Jews have lived in what is now Lebanon since ancient times, which has contributed to a strong Lebanese and Arabic identity among the Jews hailing from modern-day Lebanon. Since the early 2nd century CE, The Jewish community in Lebanon maintained peaceful coexistence with other regional religious and ethnic groups, and such relations continued into the 20th century, especially relative to neighboring Syria and Iraq.
But, beginning in the 1950s, anti-Jewish sentiment grew as the Maronite Christian majority was being opposed by the growing Muslim minority who were influenced by Arab nationalism, perhaps nudged in that direction after the creation of Israel in 1948.
Still, while Lebanese Jews were mostly favorable toward Zionism, most preferred to stay in Lebanon rather than emigrate to Israel or elsewhere, even despite some sporadic violence, such as the bombing of the Alliance Israélite Universelle school in 1950).

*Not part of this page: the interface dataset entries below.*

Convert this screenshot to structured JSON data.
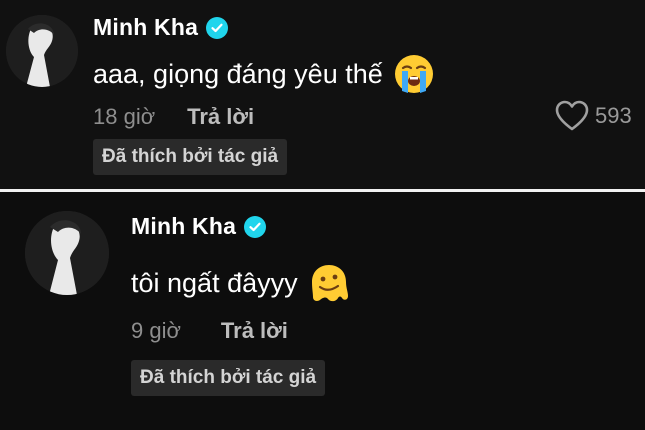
{
  "comments": [
    {
      "author": "Minh Kha",
      "text": "aaa, giọng đáng yêu thế",
      "emoji": "crying-face",
      "time": "18 giờ",
      "reply_label": "Trả lời",
      "likes": "593",
      "liked_by_author_label": "Đã thích bởi tác giả"
    },
    {
      "author": "Minh Kha",
      "text": "tôi ngất đâyyy",
      "emoji": "melting-face",
      "time": "9 giờ",
      "reply_label": "Trả lời",
      "liked_by_author_label": "Đã thích bởi tác giả"
    }
  ],
  "colors": {
    "verified": "#20d5ec",
    "separator": "#f1f1f1",
    "badge_bg": "#2a2a2a",
    "muted_text": "#8e8e8e"
  },
  "icons": {
    "verified": "verified-badge-icon",
    "like": "heart-outline-icon"
  }
}
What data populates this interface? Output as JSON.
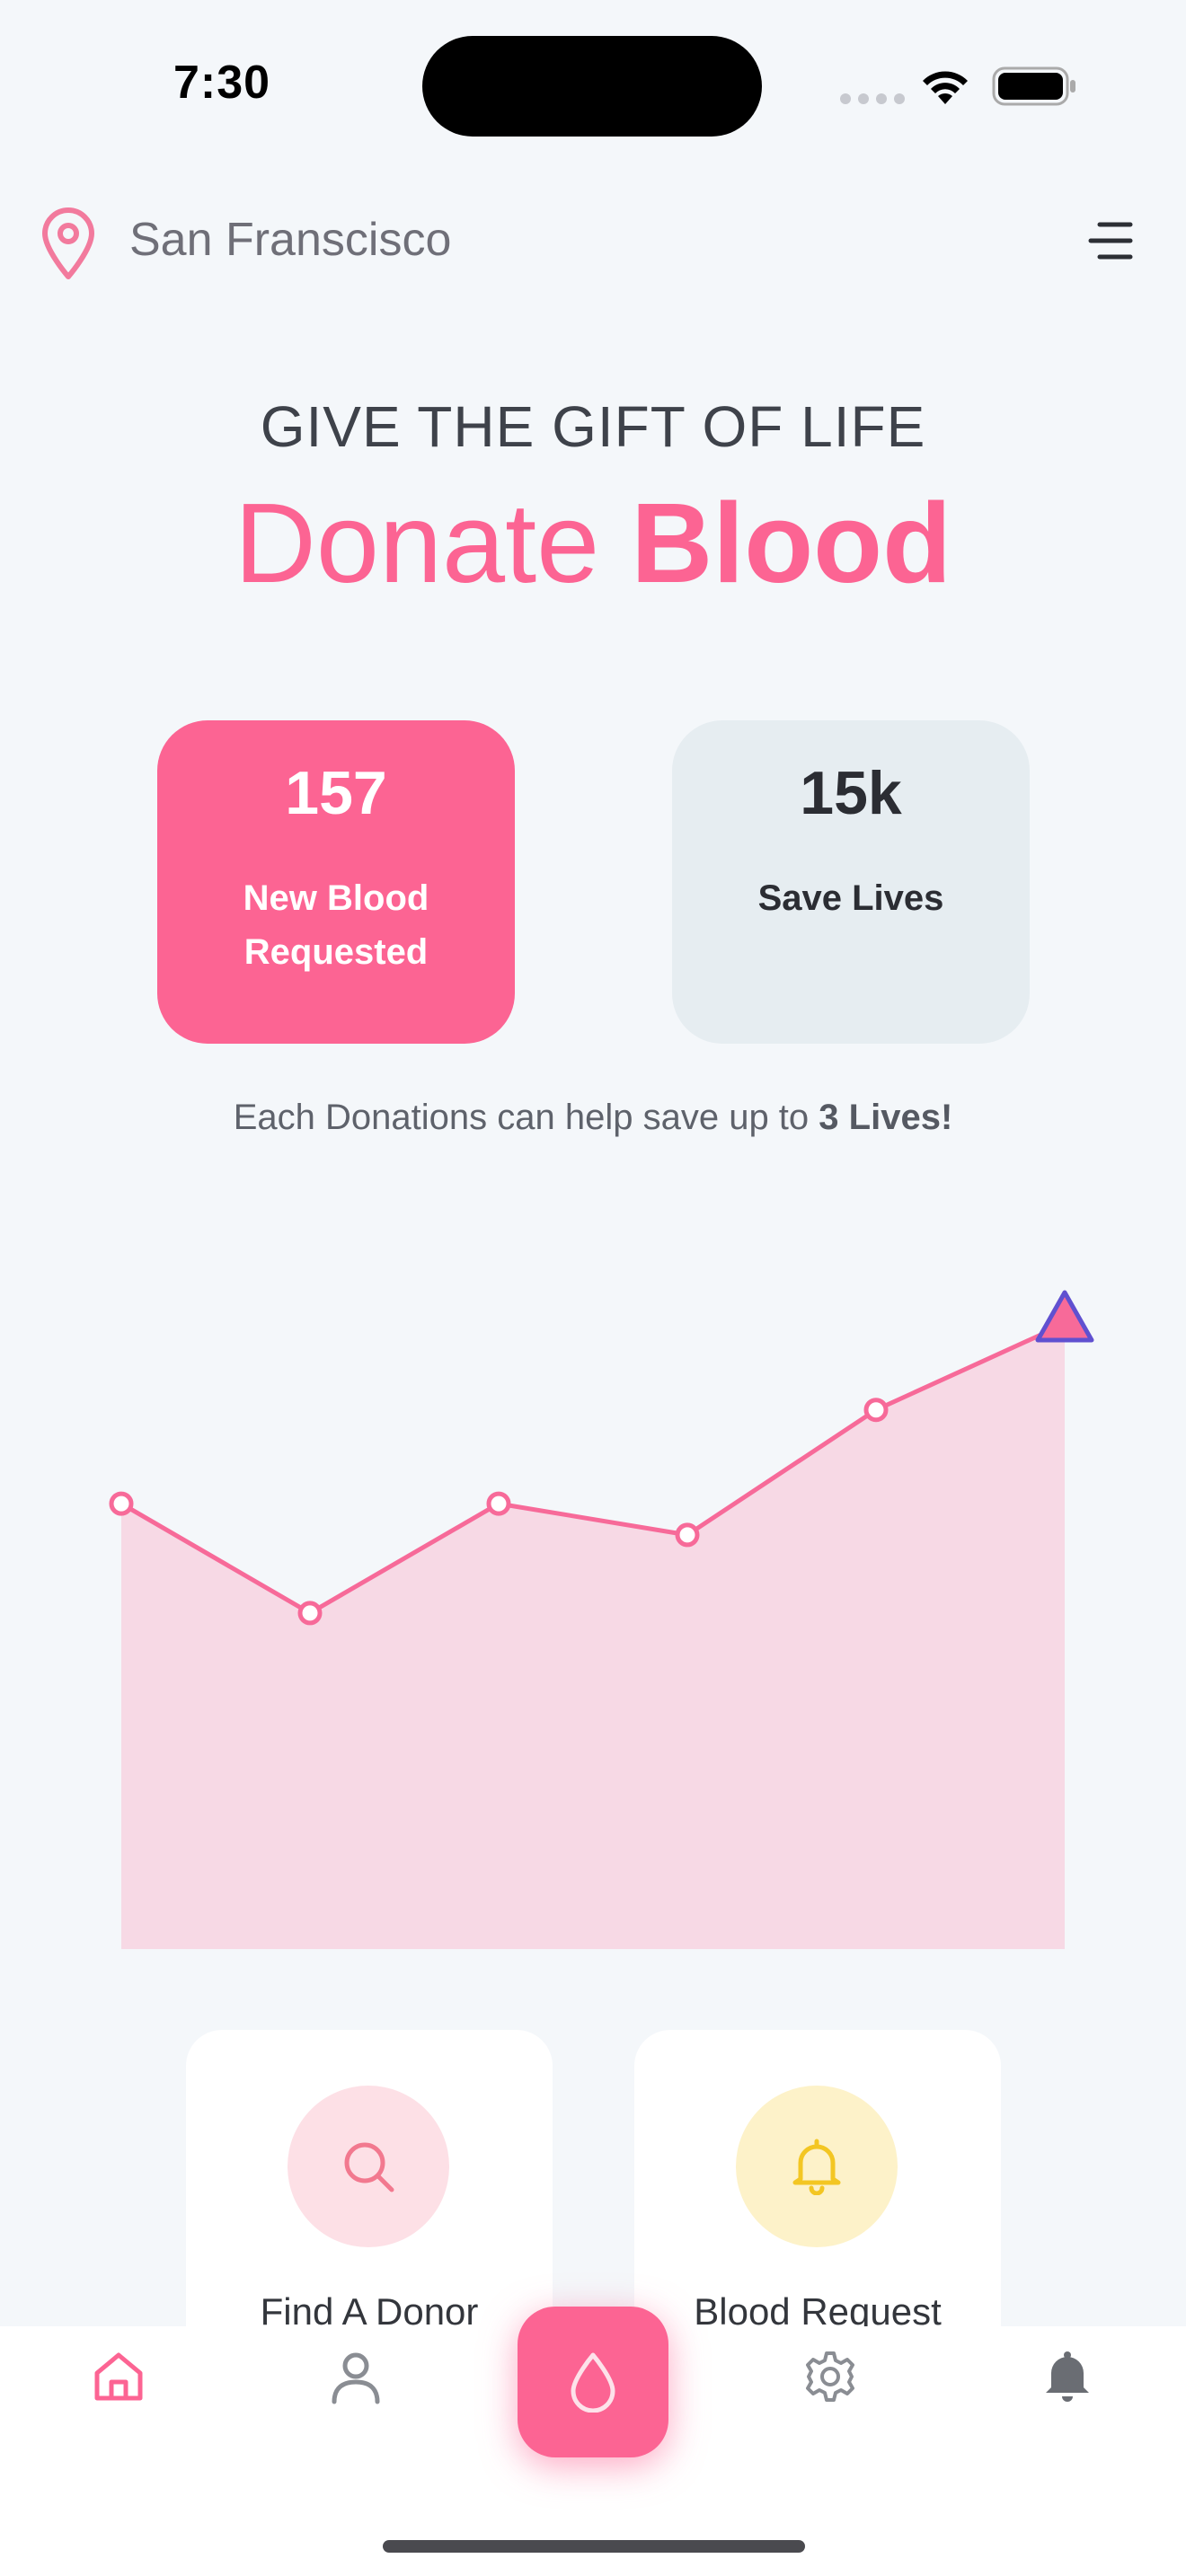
{
  "status_bar": {
    "time": "7:30"
  },
  "header": {
    "location": "San Franscisco",
    "location_icon": "map-pin-icon",
    "menu_icon": "menu-icon"
  },
  "hero": {
    "tagline": "GIVE THE GIFT OF LIFE",
    "headline_light": "Donate",
    "headline_bold": "Blood"
  },
  "stats": [
    {
      "value": "157",
      "label": "New Blood Requested"
    },
    {
      "value": "15k",
      "label": "Save Lives"
    }
  ],
  "note": {
    "text": "Each Donations can help save up to",
    "highlight": "3 Lives!"
  },
  "chart_data": {
    "type": "area",
    "series": [
      {
        "values": [
          57,
          43,
          57,
          53,
          69,
          80
        ]
      }
    ],
    "ylim": [
      0,
      100
    ],
    "color": "#f76a99",
    "fill": "#f7d9e5",
    "marker_last": "triangle"
  },
  "actions": [
    {
      "label": "Find A Donor",
      "icon": "search-icon",
      "bg": "#fde0e6",
      "color": "#f2798f"
    },
    {
      "label": "Blood Request",
      "icon": "bell-icon",
      "bg": "#fdf2c9",
      "color": "#f3c623"
    }
  ],
  "tabbar": {
    "items": [
      "home-icon",
      "user-icon",
      "blood-drop-icon",
      "settings-icon",
      "notification-icon"
    ],
    "active": "home-icon"
  },
  "colors": {
    "accent": "#fc6493",
    "background": "#f4f7fa"
  }
}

Unfortunately, the situation only worsened over the course of the 1950s, to the point where emigration was beginning to become a pressing reality for many Lebanese Jews. It is at this point that HIAS begins making contact with the Jewish community in Beirut, though that came to an abrupt halt when fifteen Jews were arrested for “spying for HIAS.”
The translation from the Jewish Day Journal is below, and the “item in the JTA” that Rice mentions is probably the article “Lebanese Paper Urges All Jews to Leave Lebanon; Says 2,500 Emigrated,” by the Jewish Telegraph Agency, which quotes a Beirut paper, Kul Sheye (elsewhere styled Kul Shay), as reporting that 5,000 Lebanese Jews had emigrated, going on to say, “‘We will not regret it if another half of Lebanese Jews will leave the country [….] It is better that they leave on their own at the earliest opportunity than wait until we shall ask them to leave when we might get in trouble with the United Nations.'”
Only a few months before, there had been trouble between Lebanon and Israel, when Israel captured an alleged Lebanese spy plane.
While most Lebanese Jews looked favorably on the creation of a Jewish state, they did not feel compelled to emigrate to Israel. Unlike many Jews in the Soviet bloc, North Africa, or Cuba, Lebanese Jews did not want to leave their homes, nor did they feel very much pressure to leave. If anything, the struggle for power between the Maronites and the Muslims caused more economic uncertainty and political instability than fear of religiously motivated attacks. It was this instability that was causing some Jews to consider emigrating,.
However, paranoia appeared to grow among the more extreme proponents of Arab nationalism. Rebel groups threatened to blow up the Jewish quarter in Beirut, known as “Wadi Abu Jamil,” claiming that munitions were being stored in the synagogue there. Any support for Israel was more and more seen as treasonous—even contact with HIAS would appear suspect.
It seems that more than ethnic or religious differences, it was Lebanon’s proximity to Israel that led to such a marked change in the political landscape that Lebanese Jews no longer felt welcome in their own country, a land they had lived in for millennia. Though Lebanon sat out the Arab-Israeli war of 1967, it could not shield itself from the political fallout. The occupation of southern Lebanon by the PLO and later by Israel and then Hezbollah and the long-term presence of the Syrian military caused most of the remaining Jews to begin emigrating.
“The Arab-Israeli war of 1967 marked the turning point in the history of Lebanon’s Jews. Though Lebanon stayed out of the conflict, the war’s impact changed the country’s political landscape. A large number of Palestinian refugees entered the country and Palestinian armed groups were now frequently launching resistance operations from Lebanon against Israel. Many Jews feared perpetual instability and started leaving the country.”
Most estimates put the number of Jews in Lebanon today at around 200, most of them certainly living under the radar.[7,8] As we continue processing the collection, we will keep our eyes out for more information on HIAS’s role in helping Jews emigrate from Lebanon after thousands of years of calling it their home.